A Maisonneuve fracture is a type of ankle injury that involves a break in the fibula, one of the two bones in your lower leg. It often occurs in conjunction with damage to the ligaments surrounding the ankle. This injury can be painful and may require prompt medical attention for proper healing.
Most Maisonneuve fractures happen due to a sudden, forceful outward twist of the ankle. This can occur during activities like sports, falls, or accidents. The high amount of stress on the ankle leads to the fracture.
- Pain and Swelling: You may experience sharp pain around the ankle and notice swelling, especially on the outer part of your leg.
- Difficulty Walking: The injury can make it challenging to put weight on the affected leg.
- Bruising: Some individuals may develop bruising around the ankle area.
- Instability: The ankle may feel unstable or wobbly due to ligament damage.
A Maisonneuve fracture is typically diagnosed through physical examination and imaging tests. Imaging plays an important role in diagnosing and treating Maisonneuve fractures. It allows doctors to visualize the extent of the injury, aiding in the accurate diagnosis and treatment planning.
X-rays are the primary imaging technique used to confirm the presence of a fracture and assess its severity. Additionally, advanced imaging methods like MRI (Magnetic Resonance Imaging) may be employed to evaluate soft tissue damage, such as ligament injuries, which often accompany Maisonneuve fractures.
- Immobilization: To allow proper healing, the leg is usually placed in a cast or a splint. This immobilizes the ankle and prevents further damage.
- Surgery: May be necessary to realign and stabilize the fractured bones. This is especially true if there is significant ligament damage.
- Rehabilitation: Physical therapy plays a crucial role in recovery. It helps restore strength, flexibility, and range of motion to the affected ankle.
The recovery period for a Maisonneuve fracture can vary depending on the severity of the injury and the chosen treatment.
While accidents cannot always be avoided, taking precautions during activities that involve a risk of ankle injury can help reduce the likelihood of a Maisonneuve fracture. This includes wearing proper footwear, using protective gear in sports, and being mindful of the terrain you’re walking or running on.
Understanding Maisonneuve fractures is crucial for prompt diagnosis and treatment.
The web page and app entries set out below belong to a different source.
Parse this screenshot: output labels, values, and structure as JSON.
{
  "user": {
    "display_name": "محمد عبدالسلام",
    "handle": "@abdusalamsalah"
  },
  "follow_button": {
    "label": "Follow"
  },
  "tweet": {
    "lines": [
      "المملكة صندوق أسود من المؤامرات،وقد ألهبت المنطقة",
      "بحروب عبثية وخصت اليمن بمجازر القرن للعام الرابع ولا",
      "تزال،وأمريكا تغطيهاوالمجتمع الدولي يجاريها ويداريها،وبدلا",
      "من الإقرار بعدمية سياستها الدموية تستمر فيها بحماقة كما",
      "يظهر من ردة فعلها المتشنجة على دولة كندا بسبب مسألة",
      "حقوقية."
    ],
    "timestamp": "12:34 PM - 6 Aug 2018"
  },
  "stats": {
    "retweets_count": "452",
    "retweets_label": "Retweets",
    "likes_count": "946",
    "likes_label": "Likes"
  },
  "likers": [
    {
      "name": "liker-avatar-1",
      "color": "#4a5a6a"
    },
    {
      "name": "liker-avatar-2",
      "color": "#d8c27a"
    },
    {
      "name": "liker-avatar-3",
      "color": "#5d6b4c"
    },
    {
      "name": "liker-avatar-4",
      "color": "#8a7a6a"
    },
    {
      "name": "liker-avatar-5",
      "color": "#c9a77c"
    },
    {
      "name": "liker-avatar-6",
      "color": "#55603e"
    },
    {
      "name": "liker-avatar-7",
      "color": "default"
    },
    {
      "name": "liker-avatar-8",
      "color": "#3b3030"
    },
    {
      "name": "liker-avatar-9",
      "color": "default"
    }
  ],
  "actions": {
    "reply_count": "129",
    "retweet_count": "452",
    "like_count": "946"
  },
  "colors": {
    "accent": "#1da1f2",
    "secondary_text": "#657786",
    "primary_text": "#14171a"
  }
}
If you suspect you have suffered this type of injury, seek medical attention immediately. With proper care and rehabilitation, most individuals can regain normal function of their ankle after a Maisonneuve fracture.